These are butternut squash seedlings on my window ledge. It’s raining outside, which is a very good thing; steady, hour after hour. What happened to April showers?
April has seen masses of stuff coming into leaf and flowering like mad. It has also seen weeks of dry weather and the threat of frost on half a dozen or more nights. Much time has been expended on watering and moving tender plants in and out of greenhouses. I have runner beans germinating on the spare bedroom floor. Cucumber ‘Carmen’ are on the window ledge too, not far short of flowering.

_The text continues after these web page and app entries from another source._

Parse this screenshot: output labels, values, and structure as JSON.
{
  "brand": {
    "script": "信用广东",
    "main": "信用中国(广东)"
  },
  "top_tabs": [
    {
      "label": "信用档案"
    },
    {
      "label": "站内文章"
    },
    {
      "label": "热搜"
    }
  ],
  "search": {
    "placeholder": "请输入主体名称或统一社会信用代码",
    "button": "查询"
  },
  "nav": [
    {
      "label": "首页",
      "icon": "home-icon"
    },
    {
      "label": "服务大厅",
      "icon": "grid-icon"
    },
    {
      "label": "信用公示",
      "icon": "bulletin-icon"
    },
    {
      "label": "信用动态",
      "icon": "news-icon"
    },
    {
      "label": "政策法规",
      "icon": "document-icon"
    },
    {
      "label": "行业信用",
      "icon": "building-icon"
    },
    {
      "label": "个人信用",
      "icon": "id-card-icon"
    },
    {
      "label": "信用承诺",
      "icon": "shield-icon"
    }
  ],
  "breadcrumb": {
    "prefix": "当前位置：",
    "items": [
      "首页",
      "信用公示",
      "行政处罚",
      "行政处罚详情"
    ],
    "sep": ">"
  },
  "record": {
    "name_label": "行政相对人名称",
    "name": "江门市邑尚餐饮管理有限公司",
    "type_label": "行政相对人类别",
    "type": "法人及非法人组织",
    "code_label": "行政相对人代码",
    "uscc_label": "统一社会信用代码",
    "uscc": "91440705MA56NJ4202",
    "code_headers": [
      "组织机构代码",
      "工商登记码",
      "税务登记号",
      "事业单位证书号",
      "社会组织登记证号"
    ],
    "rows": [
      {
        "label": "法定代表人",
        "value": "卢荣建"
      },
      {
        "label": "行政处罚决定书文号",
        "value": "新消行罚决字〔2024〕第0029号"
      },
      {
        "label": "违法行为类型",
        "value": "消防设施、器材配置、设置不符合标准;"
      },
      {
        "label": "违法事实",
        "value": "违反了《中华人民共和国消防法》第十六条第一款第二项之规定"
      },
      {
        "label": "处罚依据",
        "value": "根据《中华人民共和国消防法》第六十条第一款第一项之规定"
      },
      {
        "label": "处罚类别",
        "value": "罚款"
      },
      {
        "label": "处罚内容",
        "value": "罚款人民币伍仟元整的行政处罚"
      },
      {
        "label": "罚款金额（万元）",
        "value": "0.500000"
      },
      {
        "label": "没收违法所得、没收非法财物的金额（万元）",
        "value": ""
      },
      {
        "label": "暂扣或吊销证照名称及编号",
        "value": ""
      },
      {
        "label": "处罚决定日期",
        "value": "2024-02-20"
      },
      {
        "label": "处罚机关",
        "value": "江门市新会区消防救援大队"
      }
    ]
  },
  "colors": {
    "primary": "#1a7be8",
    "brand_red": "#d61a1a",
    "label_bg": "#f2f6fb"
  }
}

I suppose I should have seen the forecast and taken pictures yesterday, but I like the way that rain seems to intensify the colours, not that Camellia ‘Bob Hope’ needs it. The Hakonechloas are growing away well and the Acer has so far escaped the damage from cold wind it often suffers.
The other Camellia that is always very late is ‘Nightrider’. It’s just beginning its flowering and will soon produce new growth of a similar colour to the blooms. It’s about six feet tall now and will need curtailing before much longer.
Years ago I raised a couple of seedlings of what I believe was Rhododendron atlanticum, a deciduous azalea with superb scent. Neither seedling bears much resemblance to their parent but one is pretty good and has at least as strong a perfume. It’s a shame deciduous azaleas are so tricky to propagate, it’d be a nice thing to give away.
Holboellia brachyandra doesn’t have quite as strong a perfume but it does carry a little further in my experience. There are times when its vigour gives me concerns, but there’s a fence to cover and trees to climb. It’s a Crûg Farm plant, which will surprise no-one familiar with their catalogue.
Maianthemum racemosum and its variety ‘Emily Moody’ are flowering now. Not a big difference between them, ‘Emily Moody’ came up a couple of weeks later but has now caught up; they’re both starting to flower. ‘Emily Moody’ has in previous years won hands down on scent, I haven’t checked this season yet.
Bells; blue, pink, white and yellow, abound. I suspect that all our bluebells are hybrids between English and Spanish, some close to one species, some to the other. Yellow comes from Uvularia perfoliata. Disporum, Polygonatum and Convallaria will provide me with green and white bells shortly.
Out from the shady areas Libertia x butleri is putting on the glitz this year. It was poor last year, great the year before that. This is a newly named hybrid between L. chilensis and L. ixioides which sowed itself. I grow both parent species and this spontaneous cross is apparently not uncommon.
A couple of other things warrant a mention. I grow a few Muscari but I think ‘Blue Spike’ might be the showiest and longest lasting. Camellia ‘Minato-no-akebono’ has finished flowering but is keeping things going with lovely new leaves.
I have a few fruit trees in the garden, mostly apples. One tree of ‘Elstar’ produced small scabby fruit in its first couple of years and I am gradually turning it into a family tree by grafting other varieties onto it. This winter saw the addition of ‘Plympton Pippin’ and ‘Tregonna King’ two old west-country varieties, and ‘Meridian’, which is a modern one. They join ‘Holstein’ and ‘Red Windsor’ that were done a couple of years ago and are fruiting already. I also grafted ‘Holstein’ more conventionally onto MM106 to make a normal single variety tree.
Apropos nothing, my grandfather was a nurseryman in Plympton many years ago. There’s a housing estate there now; that’s progress.
And so to garden views. We have scaffolding up and it’s raining. The scaffolding rather spoils one of my usual views but on the other hand it provides a new viewpoint.
Now it’s off to The Patient Gardener, host of the EOMV meme, to see her post and the links to everyone elses.